▸ **PROBLEM TO SOLVE**: Count how many lines of the data include "into". The answer is that number and nothing else.

▸ **EXTRACTED DATA**:
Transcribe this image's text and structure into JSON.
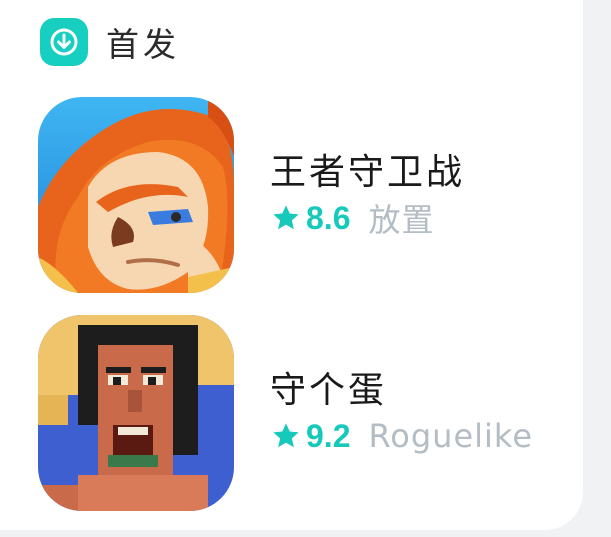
{
  "section": {
    "title": "首发",
    "icon": "download-icon",
    "accent_color": "#16cfc1"
  },
  "games": [
    {
      "title": "王者守卫战",
      "rating": "8.6",
      "genre": "放置",
      "icon": "lion-warrior-app-icon"
    },
    {
      "title": "守个蛋",
      "rating": "9.2",
      "genre": "Roguelike",
      "icon": "pixel-straw-hat-man-app-icon"
    }
  ],
  "colors": {
    "rating": "#16c9bb",
    "genre": "#b4bcc4",
    "title": "#1a1a1a"
  }
}
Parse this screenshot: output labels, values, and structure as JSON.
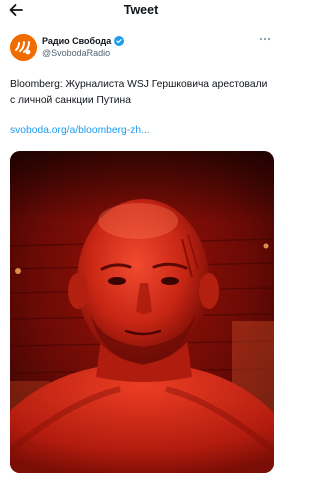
{
  "header": {
    "title": "Tweet",
    "back_icon": "arrow-left-icon"
  },
  "author": {
    "display_name": "Радио Свобода",
    "handle": "@SvobodaRadio",
    "verified": true,
    "avatar_icon": "radio-svoboda-logo",
    "avatar_color": "#ef6c00",
    "verified_color": "#1d9bf0"
  },
  "tweet": {
    "text": "Bloomberg: Журналиста WSJ Гершковича арестовали с личной санкции Путина",
    "link": "svoboda.org/a/bloomberg-zh...",
    "link_color": "#1d9bf0",
    "more_icon": "more-horizontal-icon"
  },
  "media": {
    "type": "photo"
  }
}
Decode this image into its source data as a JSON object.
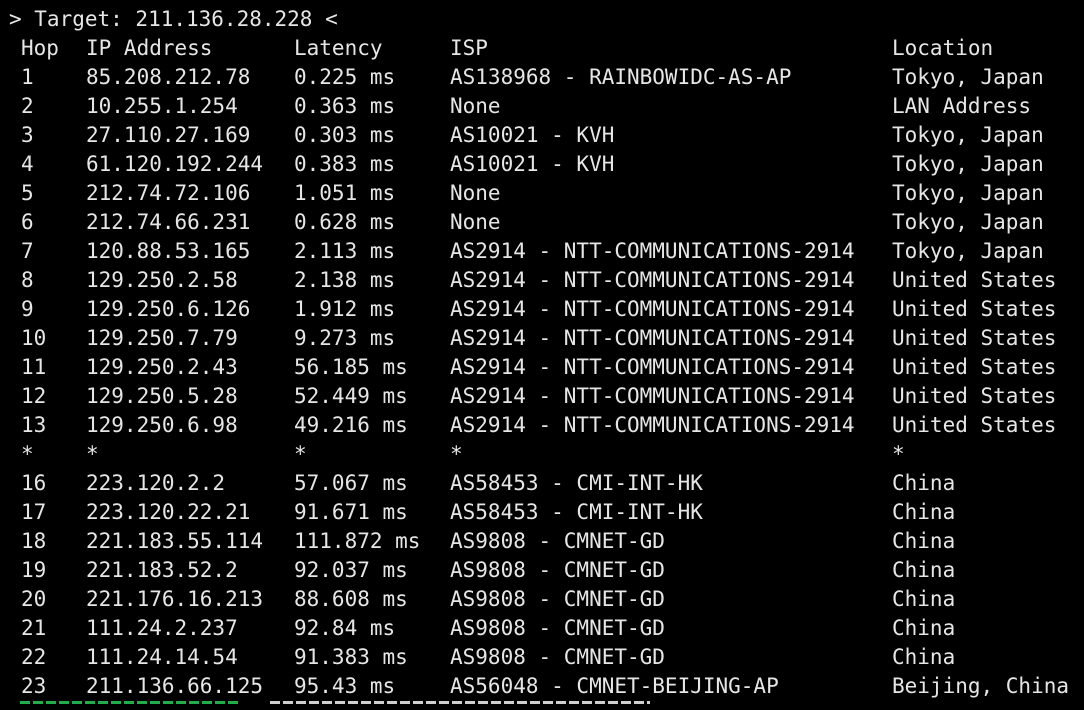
{
  "terminal": {
    "target_line": "> Target: 211.136.28.228 <"
  },
  "table": {
    "headers": {
      "hop": "Hop",
      "ip": "IP Address",
      "latency": "Latency",
      "isp": "ISP",
      "location": "Location"
    },
    "rows": [
      {
        "hop": "1",
        "ip": "85.208.212.78",
        "latency": "0.225 ms",
        "isp": "AS138968 - RAINBOWIDC-AS-AP",
        "location": "Tokyo, Japan"
      },
      {
        "hop": "2",
        "ip": "10.255.1.254",
        "latency": "0.363 ms",
        "isp": "None",
        "location": "LAN Address"
      },
      {
        "hop": "3",
        "ip": "27.110.27.169",
        "latency": "0.303 ms",
        "isp": "AS10021 - KVH",
        "location": "Tokyo, Japan"
      },
      {
        "hop": "4",
        "ip": "61.120.192.244",
        "latency": "0.383 ms",
        "isp": "AS10021 - KVH",
        "location": "Tokyo, Japan"
      },
      {
        "hop": "5",
        "ip": "212.74.72.106",
        "latency": "1.051 ms",
        "isp": "None",
        "location": "Tokyo, Japan"
      },
      {
        "hop": "6",
        "ip": "212.74.66.231",
        "latency": "0.628 ms",
        "isp": "None",
        "location": "Tokyo, Japan"
      },
      {
        "hop": "7",
        "ip": "120.88.53.165",
        "latency": "2.113 ms",
        "isp": "AS2914 - NTT-COMMUNICATIONS-2914",
        "location": "Tokyo, Japan"
      },
      {
        "hop": "8",
        "ip": "129.250.2.58",
        "latency": "2.138 ms",
        "isp": "AS2914 - NTT-COMMUNICATIONS-2914",
        "location": "United States"
      },
      {
        "hop": "9",
        "ip": "129.250.6.126",
        "latency": "1.912 ms",
        "isp": "AS2914 - NTT-COMMUNICATIONS-2914",
        "location": "United States"
      },
      {
        "hop": "10",
        "ip": "129.250.7.79",
        "latency": "9.273 ms",
        "isp": "AS2914 - NTT-COMMUNICATIONS-2914",
        "location": "United States"
      },
      {
        "hop": "11",
        "ip": "129.250.2.43",
        "latency": "56.185 ms",
        "isp": "AS2914 - NTT-COMMUNICATIONS-2914",
        "location": "United States"
      },
      {
        "hop": "12",
        "ip": "129.250.5.28",
        "latency": "52.449 ms",
        "isp": "AS2914 - NTT-COMMUNICATIONS-2914",
        "location": "United States"
      },
      {
        "hop": "13",
        "ip": "129.250.6.98",
        "latency": "49.216 ms",
        "isp": "AS2914 - NTT-COMMUNICATIONS-2914",
        "location": "United States"
      },
      {
        "hop": "*",
        "ip": "*",
        "latency": "*",
        "isp": "*",
        "location": "*"
      },
      {
        "hop": "16",
        "ip": "223.120.2.2",
        "latency": "57.067 ms",
        "isp": "AS58453 - CMI-INT-HK",
        "location": "China"
      },
      {
        "hop": "17",
        "ip": "223.120.22.21",
        "latency": "91.671 ms",
        "isp": "AS58453 - CMI-INT-HK",
        "location": "China"
      },
      {
        "hop": "18",
        "ip": "221.183.55.114",
        "latency": "111.872 ms",
        "isp": "AS9808 - CMNET-GD",
        "location": "China"
      },
      {
        "hop": "19",
        "ip": "221.183.52.2",
        "latency": "92.037 ms",
        "isp": "AS9808 - CMNET-GD",
        "location": "China"
      },
      {
        "hop": "20",
        "ip": "221.176.16.213",
        "latency": "88.608 ms",
        "isp": "AS9808 - CMNET-GD",
        "location": "China"
      },
      {
        "hop": "21",
        "ip": "111.24.2.237",
        "latency": "92.84 ms",
        "isp": "AS9808 - CMNET-GD",
        "location": "China"
      },
      {
        "hop": "22",
        "ip": "111.24.14.54",
        "latency": "91.383 ms",
        "isp": "AS9808 - CMNET-GD",
        "location": "China"
      },
      {
        "hop": "23",
        "ip": "211.136.66.125",
        "latency": "95.43 ms",
        "isp": "AS56048 - CMNET-BEIJING-AP",
        "location": "Beijing, China"
      }
    ]
  },
  "colors": {
    "background": "#000000",
    "text": "#e6e6e6",
    "prompt_green": "#1fae4a"
  }
}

▸ **TASK OUTPUT**: 2